What is required
Find each line below containing the word "zoom" and copy it.

[[ Data listing open ]]

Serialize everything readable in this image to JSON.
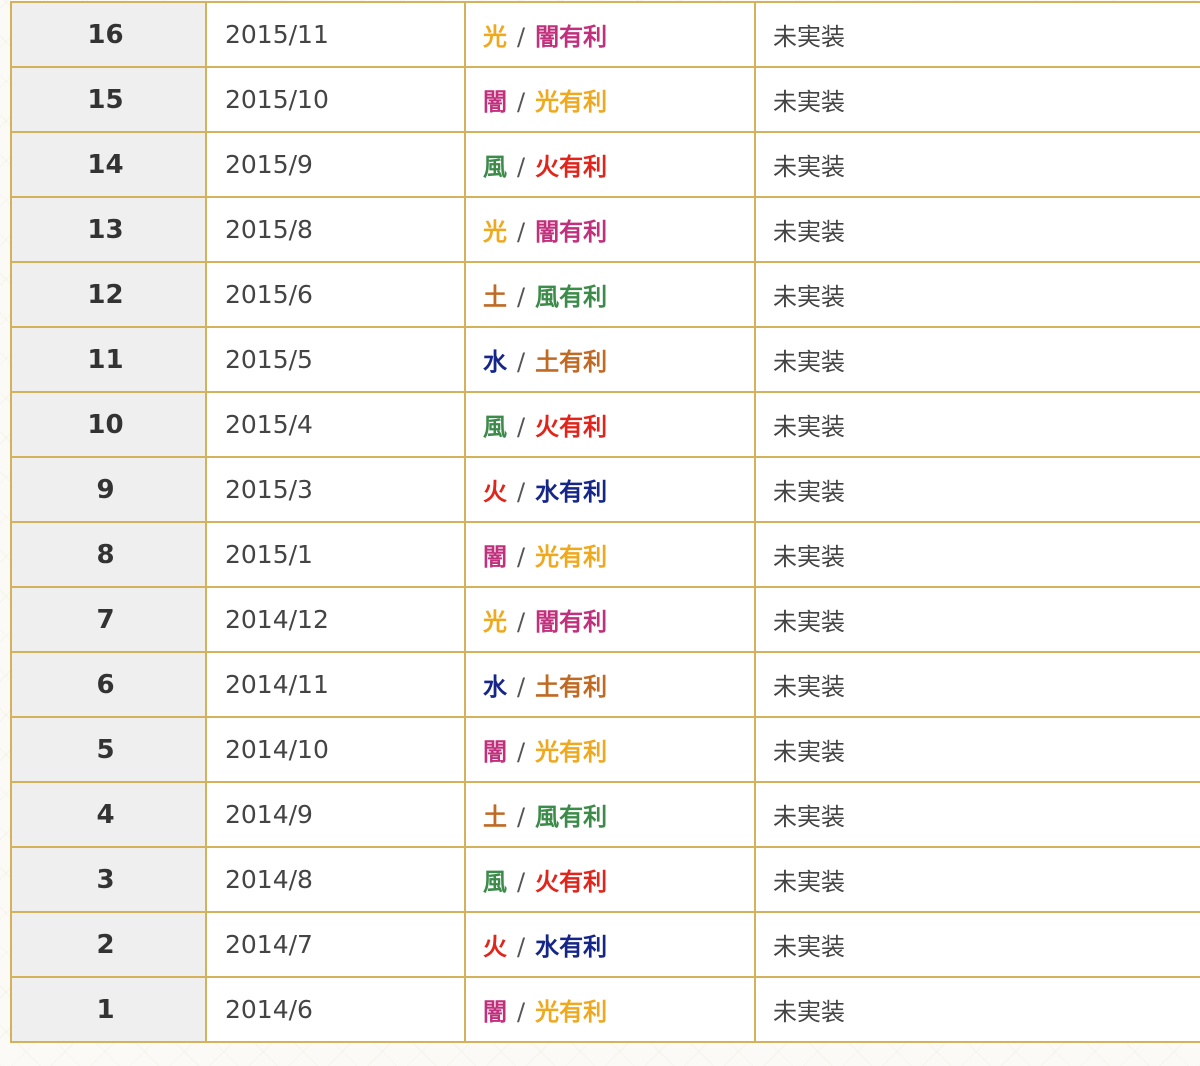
{
  "colors": {
    "光": "#efa91f",
    "闇": "#c0307c",
    "風": "#3d8b4a",
    "火": "#e0261c",
    "土": "#c06a24",
    "水": "#152688",
    "border": "#d4b25c"
  },
  "table": {
    "separator": "/",
    "rows": [
      {
        "no": "16",
        "date": "2015/11",
        "attr": "光",
        "adv": "闇有利",
        "adv_el": "闇",
        "status": "未実装"
      },
      {
        "no": "15",
        "date": "2015/10",
        "attr": "闇",
        "adv": "光有利",
        "adv_el": "光",
        "status": "未実装"
      },
      {
        "no": "14",
        "date": "2015/9",
        "attr": "風",
        "adv": "火有利",
        "adv_el": "火",
        "status": "未実装"
      },
      {
        "no": "13",
        "date": "2015/8",
        "attr": "光",
        "adv": "闇有利",
        "adv_el": "闇",
        "status": "未実装"
      },
      {
        "no": "12",
        "date": "2015/6",
        "attr": "土",
        "adv": "風有利",
        "adv_el": "風",
        "status": "未実装"
      },
      {
        "no": "11",
        "date": "2015/5",
        "attr": "水",
        "adv": "土有利",
        "adv_el": "土",
        "status": "未実装"
      },
      {
        "no": "10",
        "date": "2015/4",
        "attr": "風",
        "adv": "火有利",
        "adv_el": "火",
        "status": "未実装"
      },
      {
        "no": "9",
        "date": "2015/3",
        "attr": "火",
        "adv": "水有利",
        "adv_el": "水",
        "status": "未実装"
      },
      {
        "no": "8",
        "date": "2015/1",
        "attr": "闇",
        "adv": "光有利",
        "adv_el": "光",
        "status": "未実装"
      },
      {
        "no": "7",
        "date": "2014/12",
        "attr": "光",
        "adv": "闇有利",
        "adv_el": "闇",
        "status": "未実装"
      },
      {
        "no": "6",
        "date": "2014/11",
        "attr": "水",
        "adv": "土有利",
        "adv_el": "土",
        "status": "未実装"
      },
      {
        "no": "5",
        "date": "2014/10",
        "attr": "闇",
        "adv": "光有利",
        "adv_el": "光",
        "status": "未実装"
      },
      {
        "no": "4",
        "date": "2014/9",
        "attr": "土",
        "adv": "風有利",
        "adv_el": "風",
        "status": "未実装"
      },
      {
        "no": "3",
        "date": "2014/8",
        "attr": "風",
        "adv": "火有利",
        "adv_el": "火",
        "status": "未実装"
      },
      {
        "no": "2",
        "date": "2014/7",
        "attr": "火",
        "adv": "水有利",
        "adv_el": "水",
        "status": "未実装"
      },
      {
        "no": "1",
        "date": "2014/6",
        "attr": "闇",
        "adv": "光有利",
        "adv_el": "光",
        "status": "未実装"
      }
    ]
  }
}
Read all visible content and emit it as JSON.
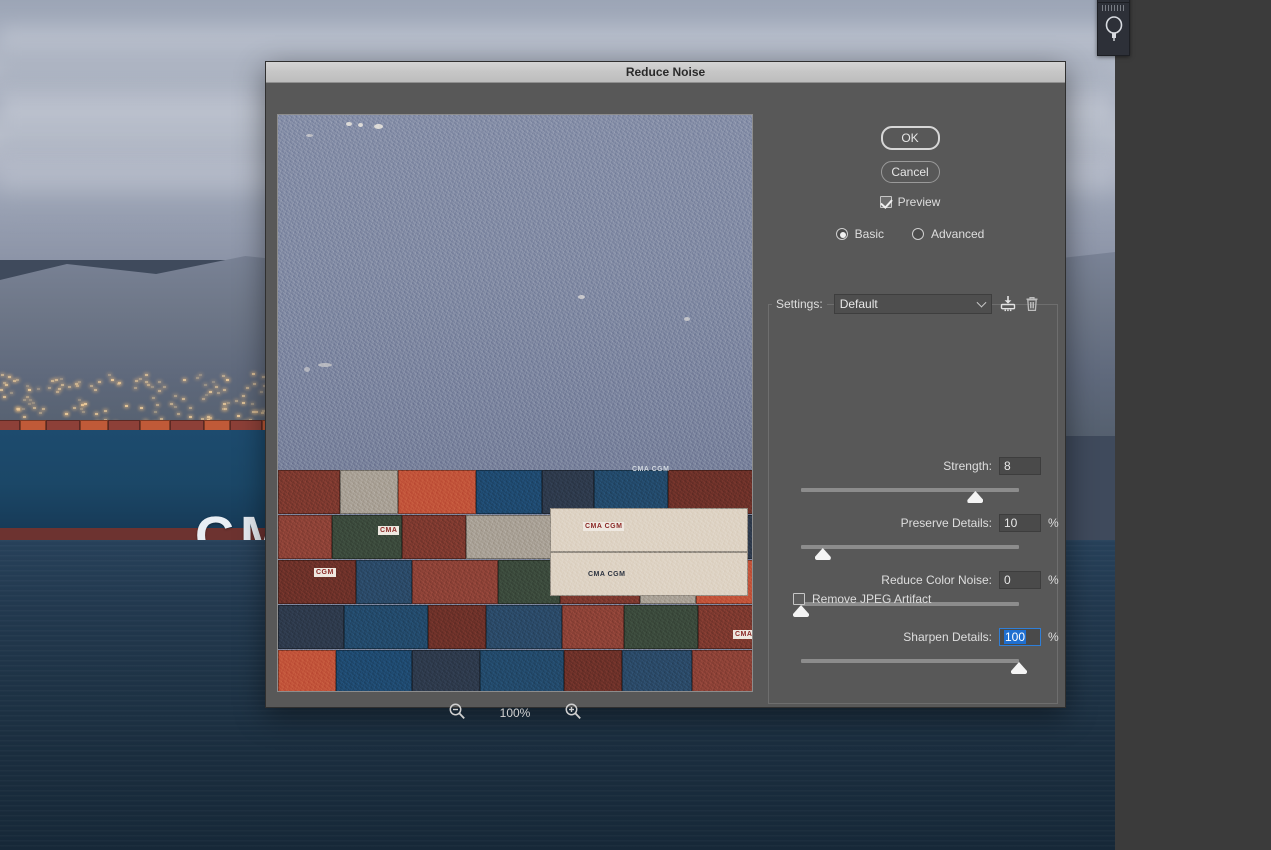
{
  "window": {
    "title": "Reduce Noise"
  },
  "toolstrip": {
    "grip_name": "drag-grip",
    "bulb_label": "lasso-tool"
  },
  "buttons": {
    "ok": "OK",
    "cancel": "Cancel"
  },
  "preview_toggle": {
    "label": "Preview",
    "checked": true
  },
  "mode": {
    "options": [
      {
        "label": "Basic",
        "selected": true
      },
      {
        "label": "Advanced",
        "selected": false
      }
    ],
    "basic_label": "Basic",
    "advanced_label": "Advanced"
  },
  "settings": {
    "label": "Settings:",
    "value": "Default",
    "options": [
      "Default"
    ],
    "save_icon": "save-settings-icon",
    "delete_icon": "trash-icon"
  },
  "sliders": [
    {
      "label": "Strength:",
      "value": "8",
      "unit": "",
      "min": 0,
      "max": 10,
      "percent": 80,
      "focused": false
    },
    {
      "label": "Preserve Details:",
      "value": "10",
      "unit": "%",
      "min": 0,
      "max": 100,
      "percent": 10,
      "focused": false
    },
    {
      "label": "Reduce Color Noise:",
      "value": "0",
      "unit": "%",
      "min": 0,
      "max": 100,
      "percent": 0,
      "focused": false
    },
    {
      "label": "Sharpen Details:",
      "value": "100",
      "unit": "%",
      "min": 0,
      "max": 100,
      "percent": 100,
      "focused": true
    }
  ],
  "jpeg_artifact": {
    "label": "Remove JPEG Artifact",
    "checked": false
  },
  "zoom": {
    "level": "100%",
    "zoom_out_icon": "zoom-out-icon",
    "zoom_in_icon": "zoom-in-icon"
  },
  "preview_image": {
    "alt": "container-ship-noise-preview",
    "container_labels": [
      "CMA CGM",
      "CMA CGM",
      "CMA CGM",
      "CMA",
      "CMA",
      "CGM"
    ]
  },
  "background_image": {
    "alt": "container-ship-at-sea",
    "hull_text": "CMA"
  },
  "colors": {
    "dialog_bg": "#585858",
    "titlebar": "#c6c6c6",
    "accent_selection": "#1f6fd0",
    "text": "#dedede",
    "track": "#8c8c8c",
    "thumb": "#f4f4f4"
  }
}
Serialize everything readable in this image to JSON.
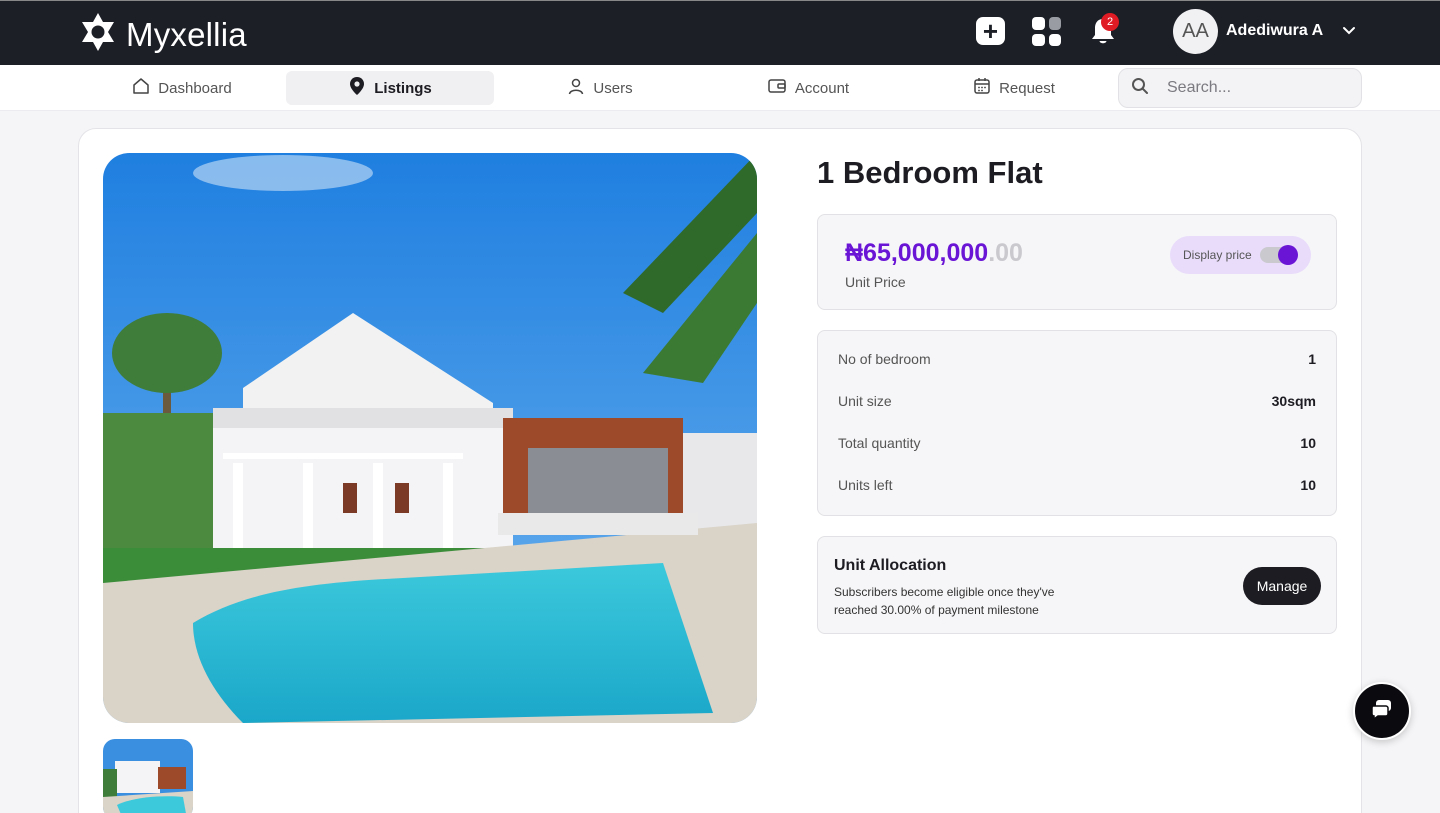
{
  "app": {
    "name": "Myxellia",
    "logo_icon": "star-logo-icon"
  },
  "topbar": {
    "notifications_count": "2",
    "user": {
      "initials": "AA",
      "name": "Adediwura A"
    }
  },
  "nav": {
    "items": [
      {
        "label": "Dashboard",
        "icon": "home-icon"
      },
      {
        "label": "Listings",
        "icon": "location-pin-icon",
        "active": true
      },
      {
        "label": "Users",
        "icon": "user-icon"
      },
      {
        "label": "Account",
        "icon": "wallet-icon"
      },
      {
        "label": "Request",
        "icon": "calendar-icon"
      }
    ],
    "search_placeholder": "Search..."
  },
  "listing": {
    "title": "1 Bedroom Flat",
    "price_main": "₦65,000,000",
    "price_decimal": ".00",
    "price_label": "Unit Price",
    "display_price_label": "Display price",
    "display_price_on": true,
    "details": [
      {
        "label": "No of bedroom",
        "value": "1"
      },
      {
        "label": "Unit size",
        "value": "30sqm"
      },
      {
        "label": "Total quantity",
        "value": "10"
      },
      {
        "label": "Units left",
        "value": "10"
      }
    ],
    "allocation": {
      "title": "Unit Allocation",
      "description": "Subscribers become eligible once they've reached 30.00% of payment milestone",
      "button": "Manage"
    }
  },
  "colors": {
    "accent": "#6a14d6",
    "topbar": "#1d1f27",
    "badge": "#e01b24"
  }
}
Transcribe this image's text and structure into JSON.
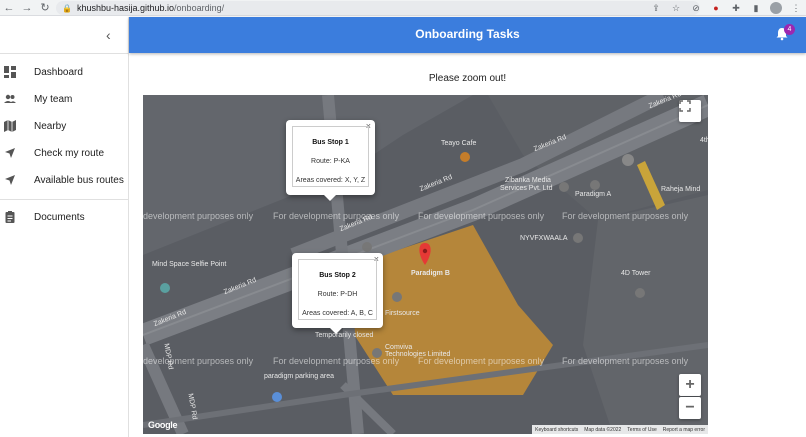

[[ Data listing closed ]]

Problem solution
  "zoom": {
    "zoom_out_icon": "zoom-out-icon",
    "zoom_in_icon": "zoom-in-icon"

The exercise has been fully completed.